On a more practical, day-to-day level, the more we see how the system works, the more we see through the stories of programming and the more we see we’re creating our reality. A creative moment-to-moment process. As Mark said at the end, quoting me, ‘what are you making it mean?’. We are meaning-making machines, story-tellers, creative beyond our wildest dreams — we are always making things mean something. And the more we really know this, rather than it creating an experience of nothing like the intellect would tells us, the more it creates an experience where life becomes a playground. It opens up a world where we can experience anything. Working with the system, rather than inadvertently against it.
Now, to the things to listen for while you listen.
First, as you read this, notice what peaks your curiosity the most, and maybe begin by just listening for that.
*How the wisdom in the system guides us thru challenging times. Whether adjusting work routines, exercise types, lying down during the day. Whatever is needed for this moment right now. It knows much more than we could ever know.
*How life gets us from A to B even when, as we look back, we have no cognition of how we got from A to B. Life has us.
*How, when we imagine the way we should be for others, we take ourselves out of connection with others and with life. Even though those others — and life — have no idea of that limited rule we’ve created for how we think we should be.
*How, when caught in personal thought (meaning-making and believing it’s true), and therefore experiencing the associated feelings, that we lose clarity about our needs in relationship to others.
*How it’s only in our attachment to this kind of life, being this kind of person, being able to do these things that we suffer, and suffering further with a sense of loss when they go. This is in fact a wake-up call, not advice to avoid loss again.
*How it’s only in our resistance to these circumstances, this illness, this experience that we suffer, and that the more we push against it, the greater the suffering gets. This again is the perfect wake-up call.
*How when we think we’ve lost ourself, all we’ve lost are familiar ideas that we’ve got so used to telling ourselves and others that they really seem like this is who we are. And yet in that period of ‘lost’ you were still here, things were still getting done – so who was doing those things?
*How, when we can’t imagine going through that experience again, we don’t think we could handle it, that this is an imaginative creation of the intellect based on its limited knowledge and based on its mistaken belief that by telling you this it will keep you safe.
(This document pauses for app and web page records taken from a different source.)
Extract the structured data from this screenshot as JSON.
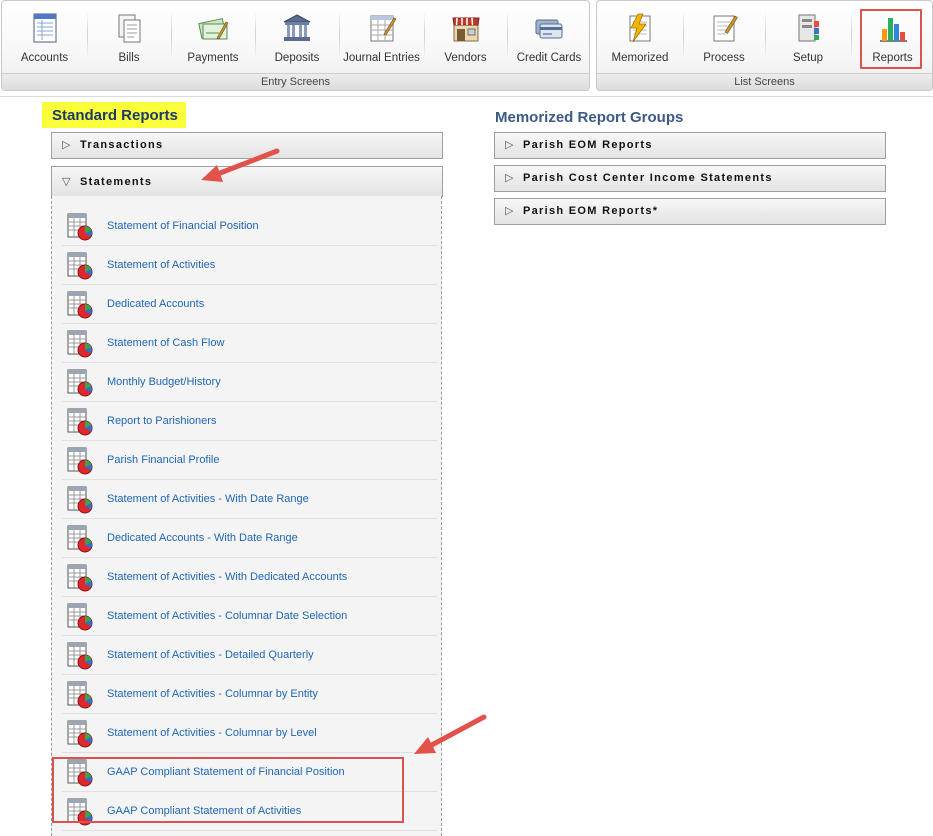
{
  "toolbar": {
    "entry_screens": {
      "section_label": "Entry Screens",
      "buttons": [
        {
          "label": "Accounts",
          "icon": "accounts-ledger-icon"
        },
        {
          "label": "Bills",
          "icon": "bills-icon"
        },
        {
          "label": "Payments",
          "icon": "payments-check-icon"
        },
        {
          "label": "Deposits",
          "icon": "bank-building-icon"
        },
        {
          "label": "Journal Entries",
          "icon": "journal-entries-icon"
        },
        {
          "label": "Vendors",
          "icon": "storefront-icon"
        },
        {
          "label": "Credit Cards",
          "icon": "credit-card-icon"
        }
      ]
    },
    "list_screens": {
      "section_label": "List Screens",
      "buttons": [
        {
          "label": "Memorized",
          "icon": "memorized-lightning-icon"
        },
        {
          "label": "Process",
          "icon": "process-document-icon"
        },
        {
          "label": "Setup",
          "icon": "setup-icon"
        },
        {
          "label": "Reports",
          "icon": "bar-chart-icon",
          "selected": true
        }
      ]
    }
  },
  "standard_reports": {
    "title": "Standard Reports",
    "groups": [
      {
        "label": "Transactions",
        "expanded": false
      },
      {
        "label": "Statements",
        "expanded": true
      }
    ],
    "statements": [
      "Statement of Financial Position",
      "Statement of Activities",
      "Dedicated Accounts",
      "Statement of Cash Flow",
      "Monthly Budget/History",
      "Report to Parishioners",
      "Parish Financial Profile",
      "Statement of Activities - With Date Range",
      "Dedicated Accounts - With Date Range",
      "Statement of Activities - With Dedicated Accounts",
      "Statement of Activities - Columnar Date Selection",
      "Statement of Activities - Detailed Quarterly",
      "Statement of Activities - Columnar by Entity",
      "Statement of Activities - Columnar by Level",
      "GAAP Compliant Statement of Financial Position",
      "GAAP Compliant Statement of Activities"
    ]
  },
  "memorized_report_groups": {
    "title": "Memorized Report Groups",
    "groups": [
      {
        "label": "Parish EOM Reports"
      },
      {
        "label": "Parish Cost Center Income Statements"
      },
      {
        "label": "Parish EOM Reports*"
      }
    ]
  },
  "glyphs": {
    "collapsed": "▷",
    "expanded": "▽"
  },
  "colors": {
    "highlight_yellow": "#fafd3a",
    "annotation_red": "#d9534f",
    "link_blue": "#1f66b4",
    "heading_navy": "#3d5a86"
  }
}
In fact it keeps you limited, less than you really are. Suffering. And it feels really real, which makes us think it’s true, but the intellect has no idea.
*How behind all the stories and worries, practical steps are being taken and practical decisions are being made that are heading in the direction of maintenance of a healthy state, based on what makes sense right now.
Because behind all the stories is what we really are – much bigger, much more alive, much more capable than we could ever imagine. It’s beautiful there.
So get your curious hat on, enjoy the podcast, and tell me what you hear.
With love, Helen
I work with people who want a quieter mind and a more fulfilling life. They’re smart, passionate people who are curious about there being a better way. They’ve worked hard to get to here and yet something’s still missing: ‘is this it?’. In our work we explore and reconnect to innate brilliance so they rediscover a quieter mind, fulfillment and balance. Find out more here.